---------- TASK INPUTS ----------

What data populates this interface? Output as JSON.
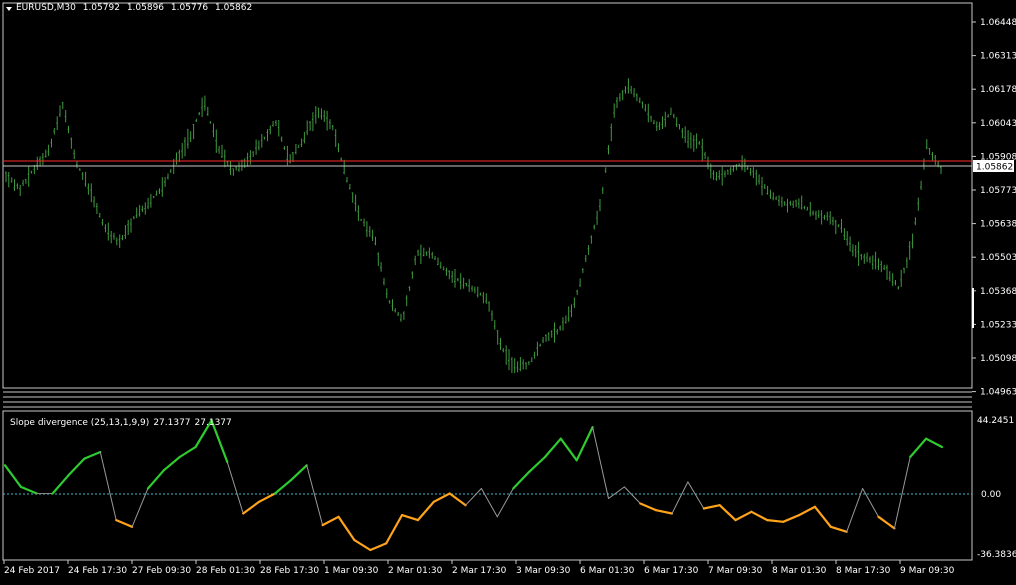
{
  "chart": {
    "symbol": "EURUSD,M30",
    "ohlc": [
      "1.05792",
      "1.05896",
      "1.05776",
      "1.05862"
    ],
    "current_price": "1.05862",
    "price_axis": [
      "1.06448",
      "1.06313",
      "1.06178",
      "1.06043",
      "1.05908",
      "1.05773",
      "1.05638",
      "1.05503",
      "1.05368",
      "1.05233",
      "1.05098",
      "1.04963"
    ],
    "time_axis": [
      "24 Feb 2017",
      "24 Feb 17:30",
      "27 Feb 09:30",
      "28 Feb 01:30",
      "28 Feb 17:30",
      "1 Mar 09:30",
      "2 Mar 01:30",
      "2 Mar 17:30",
      "3 Mar 09:30",
      "6 Mar 01:30",
      "6 Mar 17:30",
      "7 Mar 09:30",
      "8 Mar 01:30",
      "8 Mar 17:30",
      "9 Mar 09:30"
    ]
  },
  "indicator": {
    "name": "Slope divergence (25,13,1,9,9)",
    "value1": "27.1377",
    "value2": "27.1377",
    "axis": [
      "44.2451",
      "0.00",
      "-36.3836"
    ]
  },
  "colors": {
    "candles": "#3f9a3f",
    "bid_line": "#c8c8c8",
    "red_line": "#ff2a2a",
    "slope_up": "#2ecc2e",
    "slope_down": "#ffa31a",
    "zero_line": "#45b8c8"
  },
  "chart_data": [
    {
      "type": "line",
      "series": [
        {
          "values": [
            1.0583,
            1.0578,
            1.0586,
            1.0593,
            1.0612,
            1.0588,
            1.0576,
            1.0562,
            1.0556,
            1.0566,
            1.0572,
            1.0578,
            1.0589,
            1.0599,
            1.0613,
            1.0594,
            1.0585,
            1.0589,
            1.0596,
            1.0605,
            1.0589,
            1.0598,
            1.0609,
            1.0604,
            1.0583,
            1.0566,
            1.0558,
            1.0533,
            1.0525,
            1.0552,
            1.0552,
            1.0545,
            1.0541,
            1.0538,
            1.0533,
            1.0514,
            1.0506,
            1.0508,
            1.0518,
            1.0521,
            1.0529,
            1.0551,
            1.0572,
            1.0612,
            1.0619,
            1.0611,
            1.0602,
            1.0609,
            1.0598,
            1.0596,
            1.0582,
            1.0585,
            1.0588,
            1.0583,
            1.0575,
            1.0572,
            1.0572,
            1.0568,
            1.0566,
            1.0562,
            1.0552,
            1.0549,
            1.0546,
            1.0538,
            1.0557,
            1.0595,
            1.0586
          ]
        }
      ],
      "ylim": [
        1.04963,
        1.06448
      ]
    },
    {
      "type": "line",
      "series": [
        {
          "values": [
            17,
            4,
            0,
            0,
            11,
            21,
            25,
            -16,
            -20,
            3,
            14,
            22,
            28,
            44,
            19,
            -12,
            -5,
            0,
            8,
            17,
            -19,
            -14,
            -28,
            -34,
            -30,
            -13,
            -16,
            -5,
            0,
            -7,
            3,
            -14,
            3,
            13,
            22,
            33,
            20,
            40,
            -3,
            4,
            -6,
            -10,
            -12,
            7,
            -9,
            -7,
            -16,
            -11,
            -16,
            -17,
            -13,
            -8,
            -20,
            -23,
            3,
            -14,
            -21,
            22,
            33,
            28
          ]
        }
      ],
      "ylim": [
        -36.3836,
        44.2451
      ]
    }
  ]
}
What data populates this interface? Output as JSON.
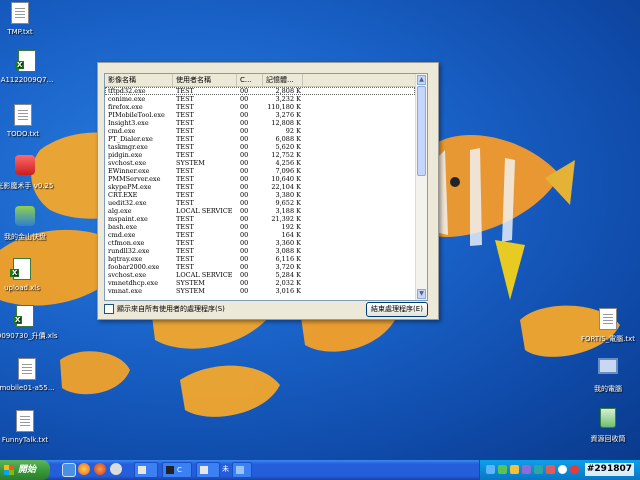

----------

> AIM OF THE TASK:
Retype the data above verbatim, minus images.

> REPLY:
What data populates this interface? Output as JSON.
{
  "chart": {
    "symbol": "EURUSD,M30",
    "ohlc": [
      "1.05792",
      "1.05896",
      "1.05776",
      "1.05862"
    ],
    "current_price": "1.05862",
    "price_axis": [
      "1.06448",
      "1.06313",
      "1.06178",
      "1.06043",
      "1.05908",
      "1.05773",
      "1.05638",
      "1.05503",
      "1.05368",
      "1.05233",
      "1.05098",
      "1.04963"
    ],
    "time_axis": [
      "24 Feb 2017",
      "24 Feb 17:30",
      "27 Feb 09:30",
      "28 Feb 01:30",
      "28 Feb 17:30",
      "1 Mar 09:30",
      "2 Mar 01:30",
      "2 Mar 17:30",
      "3 Mar 09:30",
      "6 Mar 01:30",
      "6 Mar 17:30",
      "7 Mar 09:30",
      "8 Mar 01:30",
      "8 Mar 17:30",
      "9 Mar 09:30"
    ]
  },
  "indicator": {
    "name": "Slope divergence (25,13,1,9,9)",
    "value1": "27.1377",
    "value2": "27.1377",
    "axis": [
      "44.2451",
      "0.00",
      "-36.3836"
    ]
  },
  "colors": {
    "candles": "#3f9a3f",
    "bid_line": "#c8c8c8",
    "red_line": "#ff2a2a",
    "slope_up": "#2ecc2e",
    "slope_down": "#ffa31a",
    "zero_line": "#45b8c8"
  },
  "chart_data": [
    {
      "type": "line",
      "series": [
        {
          "values": [
            1.0583,
            1.0578,
            1.0586,
            1.0593,
            1.0612,
            1.0588,
            1.0576,
            1.0562,
            1.0556,
            1.0566,
            1.0572,
            1.0578,
            1.0589,
            1.0599,
            1.0613,
            1.0594,
            1.0585,
            1.0589,
            1.0596,
            1.0605,
            1.0589,
            1.0598,
            1.0609,
            1.0604,
            1.0583,
            1.0566,
            1.0558,
            1.0533,
            1.0525,
            1.0552,
            1.0552,
            1.0545,
            1.0541,
            1.0538,
            1.0533,
            1.0514,
            1.0506,
            1.0508,
            1.0518,
            1.0521,
            1.0529,
            1.0551,
            1.0572,
            1.0612,
            1.0619,
            1.0611,
            1.0602,
            1.0609,
            1.0598,
            1.0596,
            1.0582,
            1.0585,
            1.0588,
            1.0583,
            1.0575,
            1.0572,
            1.0572,
            1.0568,
            1.0566,
            1.0562,
            1.0552,
            1.0549,
            1.0546,
            1.0538,
            1.0557,
            1.0595,
            1.0586
          ]
        }
      ],
      "ylim": [
        1.04963,
        1.06448
      ]
    },
    {
      "type": "line",
      "series": [
        {
          "values": [
            17,
            4,
            0,
            0,
            11,
            21,
            25,
            -16,
            -20,
            3,
            14,
            22,
            28,
            44,
            19,
            -12,
            -5,
            0,
            8,
            17,
            -19,
            -14,
            -28,
            -34,
            -30,
            -13,
            -16,
            -5,
            0,
            -7,
            3,
            -14,
            3,
            13,
            22,
            33,
            20,
            40,
            -3,
            4,
            -6,
            -10,
            -12,
            7,
            -9,
            -7,
            -16,
            -11,
            -16,
            -17,
            -13,
            -8,
            -20,
            -23,
            3,
            -14,
            -21,
            22,
            33,
            28
          ]
        }
      ],
      "ylim": [
        -36.3836,
        44.2451
      ]
    }
  ]
}
What data populates this interface? Output as JSON.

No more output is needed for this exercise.